Now by this point in my day I have already been firmed knocked out of my comfort zone, multiple times I might add. Usually getting motion sickness quite easily, I got on a tender from the ship, I balanced myself on a float dock after I got off the tender, I survived the school bus ride up the hillside to this point, and now here I am starring down a drop of 2000 feet at some miles per hour speed I didn’t want to think about, towards the very cruise ship I left a few hours earlier. Hearing my heartbeat thumping in my ears, I’m smiling on the outside, screaming on the inside, and hyperventilating in my chest. Several dozen people have gone before me and they all survived, or I presumed because they only sent back the empty canvas slings with no word of the condition of the bodies at the bottom. Suddenly the countdown starts…..3!……..2!……1! and the floor drops out from under your feet!
Within seconds you are approaching sixty something miles per hour, I’m pretty sure I hit Mach 1, I don’t like to gloat. All I hear is the wind whipping past my ear canals, I want to close my eyes but the beauty around me is fascinating. I glance down quickly, immediately become woozie at the realization at how high up I am, and choose to focus on the pretty water ahead of me. Since I did not put my feet up, straightening my legs, I have significantly more drag than my other canvas sling riders who were released to their death at the same time.

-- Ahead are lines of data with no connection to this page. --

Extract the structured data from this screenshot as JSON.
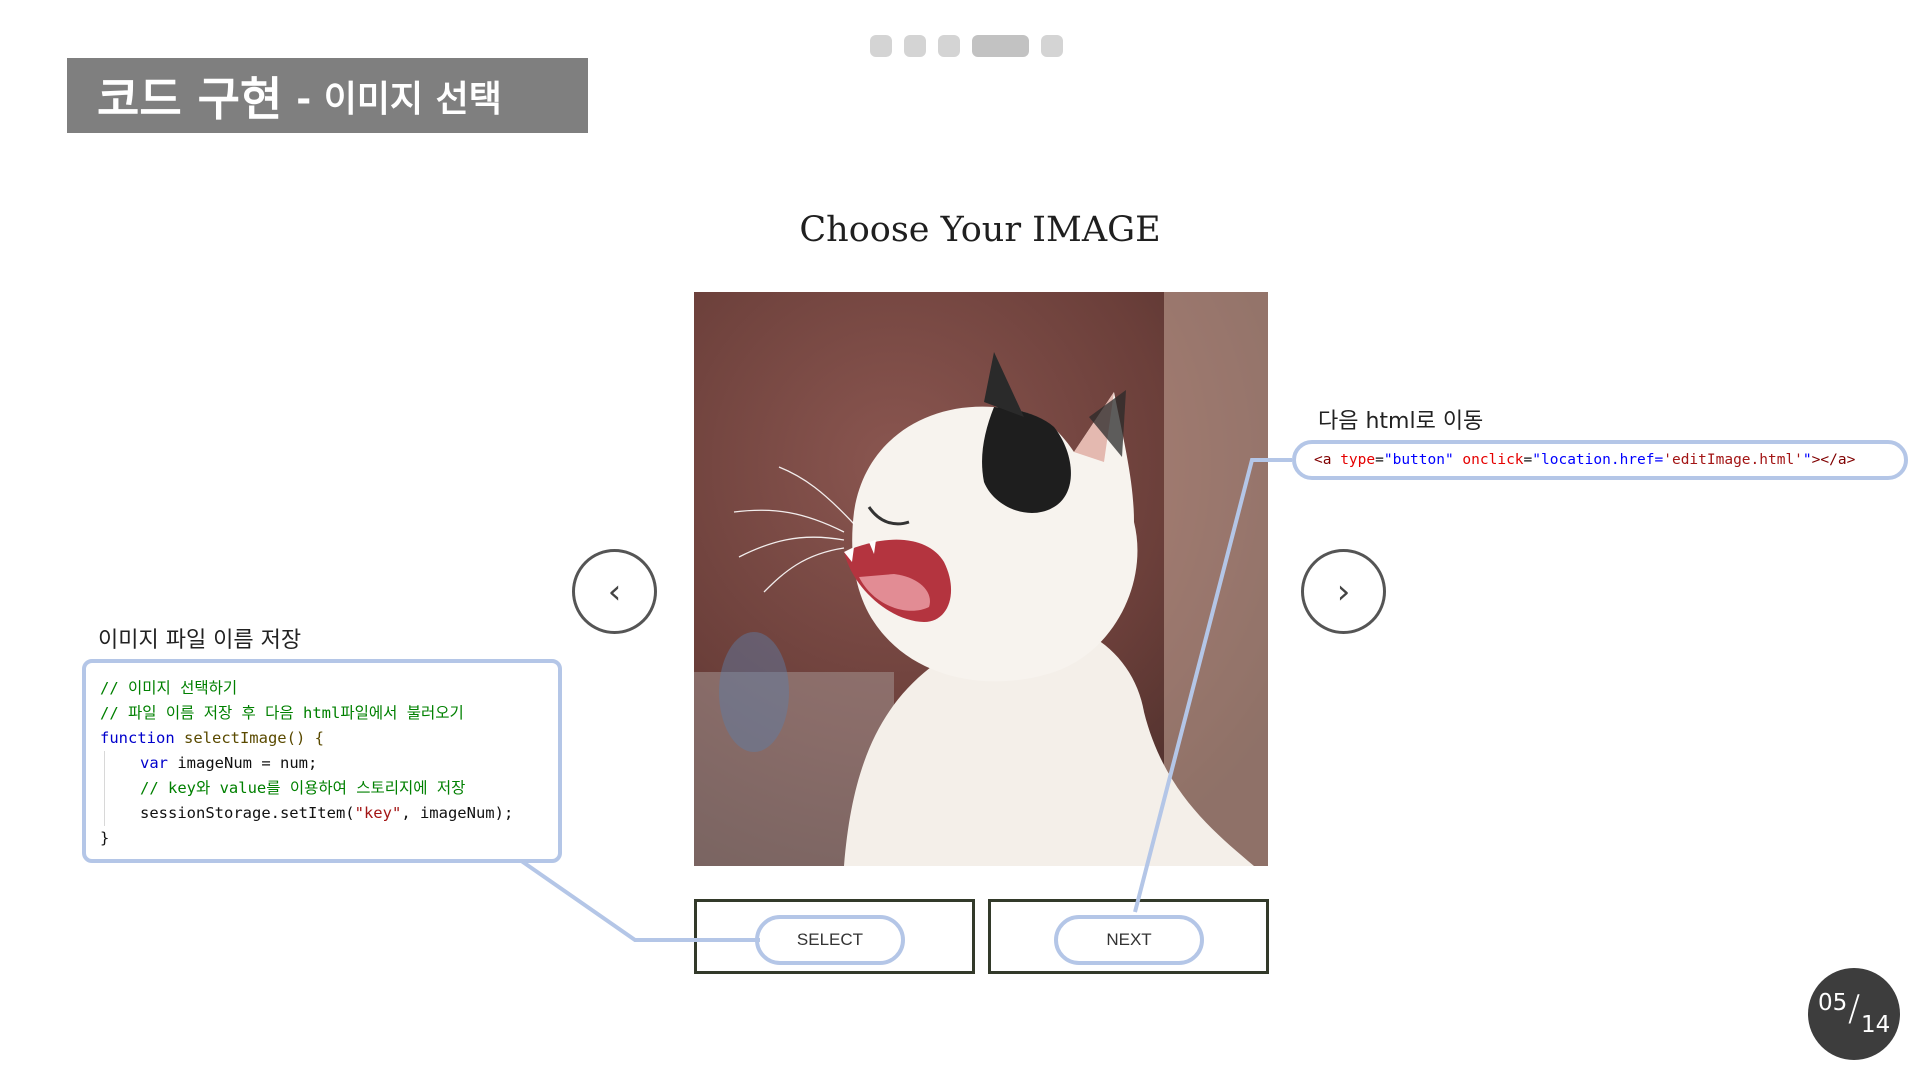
{
  "slide": {
    "title": "코드 구현",
    "subtitle": "- 이미지 선택",
    "page_current": "05",
    "page_total": "14",
    "progress_dots": 5,
    "active_dot_index": 3
  },
  "ui": {
    "heading": "Choose Your IMAGE",
    "prev_icon": "‹",
    "next_icon": "›",
    "select_label": "SELECT",
    "next_label": "NEXT",
    "image_icon": "yawning-cat-photo"
  },
  "annotations": {
    "left_label": "이미지 파일 이름 저장",
    "right_label": "다음 html로 이동",
    "left_code": {
      "line1": "// 이미지 선택하기",
      "line2": "// 파일 이름 저장 후 다음 html파일에서 불러오기",
      "line3_kw": "function",
      "line3_rest": " selectImage() {",
      "line4_kw": "var",
      "line4_rest": " imageNum = num;",
      "line5": "// key와 value를 이용하여 스토리지에 저장",
      "line6_a": "sessionStorage.setItem(",
      "line6_str": "\"key\"",
      "line6_b": ", imageNum);",
      "line7": "}"
    },
    "right_code": {
      "tag_open": "<a",
      "attr1": " type",
      "eq1": "=",
      "val1": "\"button\"",
      "attr2": " onclick",
      "eq2": "=",
      "val2a": "\"location.href=",
      "val2b": "'editImage.html'",
      "val2c": "\"",
      "tag_close": "></a>"
    }
  },
  "colors": {
    "accent_outline": "#b4c6e7",
    "title_bg": "#7f7f7f",
    "badge_bg": "#3d3d3d"
  }
}
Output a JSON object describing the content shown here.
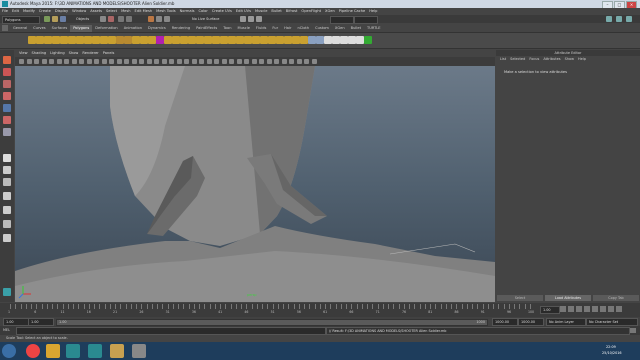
{
  "window": {
    "title": "Autodesk Maya 2015: F:\\3D ANIMATIONS AND MODELS\\SHOOTER Alien Soldier.mb"
  },
  "menubar": [
    "File",
    "Edit",
    "Modify",
    "Create",
    "Display",
    "Window",
    "Assets",
    "Select",
    "Mesh",
    "Edit Mesh",
    "Mesh Tools",
    "Normals",
    "Color",
    "Create UVs",
    "Edit UVs",
    "Muscle",
    "Bullet",
    "Bifrost",
    "OpenFlight",
    "XGen",
    "Pipeline Cache",
    "Help"
  ],
  "statusline": {
    "mode": "Polygons",
    "objects_label": "Objects",
    "no_live": "No Live Surface"
  },
  "shelf": {
    "tabs": [
      "General",
      "Curves",
      "Surfaces",
      "Polygons",
      "Deformation",
      "Animation",
      "Dynamics",
      "Rendering",
      "PaintEffects",
      "Toon",
      "Muscle",
      "Fluids",
      "Fur",
      "Hair",
      "nCloth",
      "Custom",
      "XGen",
      "Bullet",
      "TURTLE"
    ],
    "active": "Polygons"
  },
  "panel": {
    "menu": [
      "View",
      "Shading",
      "Lighting",
      "Show",
      "Renderer",
      "Panels"
    ],
    "axis_label": "persp"
  },
  "attribute_editor": {
    "title": "Attribute Editor",
    "menu": [
      "List",
      "Selected",
      "Focus",
      "Attributes",
      "Show",
      "Help"
    ],
    "message": "Make a selection to view attributes",
    "buttons": [
      "Select",
      "Load Attributes",
      "Copy Tab"
    ]
  },
  "timeslider": {
    "ticks": [
      1,
      2,
      3,
      4,
      5,
      6,
      7,
      8,
      9,
      10,
      11,
      12,
      13,
      14,
      15,
      16,
      17,
      18,
      19,
      20,
      21,
      22,
      23,
      24,
      25,
      26,
      27,
      28,
      29,
      30,
      31,
      32,
      33,
      34,
      35,
      36,
      37,
      38,
      39,
      40,
      41,
      42,
      43,
      44,
      45,
      46,
      47,
      48,
      49,
      50,
      51,
      52,
      53,
      54,
      55,
      56,
      57,
      58,
      59,
      60,
      61,
      62,
      63,
      64,
      65,
      66,
      67,
      68,
      69,
      70,
      71,
      72,
      73,
      74,
      75,
      76,
      77,
      78,
      79,
      80,
      81,
      82,
      83,
      84,
      85,
      86,
      87,
      88,
      89,
      90,
      91,
      92,
      93,
      94,
      95,
      96,
      97,
      98,
      99,
      100
    ],
    "current": "1.00"
  },
  "range": {
    "start": "1.00",
    "inner_start": "1.00",
    "inner_end": "1000",
    "end": "1000.00",
    "end2": "1000.00",
    "anim_layer": "No Anim Layer",
    "char_set": "No Character Set"
  },
  "cmdline": {
    "label": "MEL",
    "result": "// Result: F:/3D ANIMATIONS AND MODELS/SHOOTER Alien Soldier.mb"
  },
  "helpline": {
    "text": "Scale Tool: Select an object to scale."
  },
  "taskbar": {
    "time": "22:09",
    "date": "25/10/2016"
  },
  "colors": {
    "viewport_top": "#6f7d8c",
    "viewport_bottom": "#3b4754",
    "taskbar": "#1e3d5c",
    "accent": "#4cc3d9"
  }
}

I’m watching my spouse of 7 years at that time zing down the hillside ahead of me, smiling like a kid on Christmas. The air was cool but I never felt cold, maybe because the blood was pumping through my body so quickly it never had a chance to cool off in my extremities. Within seconds I was halfway down, in a little less than a minute I was being caught by the springs at the bottom. I survived! As soon as I was out of the canvas sling and my feet hit solid earth I felt like I had won a gold medal in the Olympics. I stared death in the face and survived! (not really, but this was by far the scariest thing I had done in my life up to this point, still ranks in the top 10 over a decade later.) My spouse and I laughed and smiled and were funneled into the visitor center to look at candid shots of us taken by motion activated cameras on the way down. No where on our island would we have experienced anything like that ever, nothing on the island was that exhilarating! This began our love affair with travel. We wanted to learn more about cultures different than our own, geography, religions, communities and sciences we never thought of all beckoned us on this day. Although physics kept the world spinning no matter where we were on the globe, on this day physics had woken up something inside us that was undeniable. We were alive on this spinning globe, but not living. We were book smart, but not world intelligent. In a little under a minute, our life experiences and choices intersected in such a way that we were in this small Alaskan village feeling what it meant to be alive. This moment is one of the great joys of my life, a defining moment if you will. I came, I saw, I conquered and I wanted more!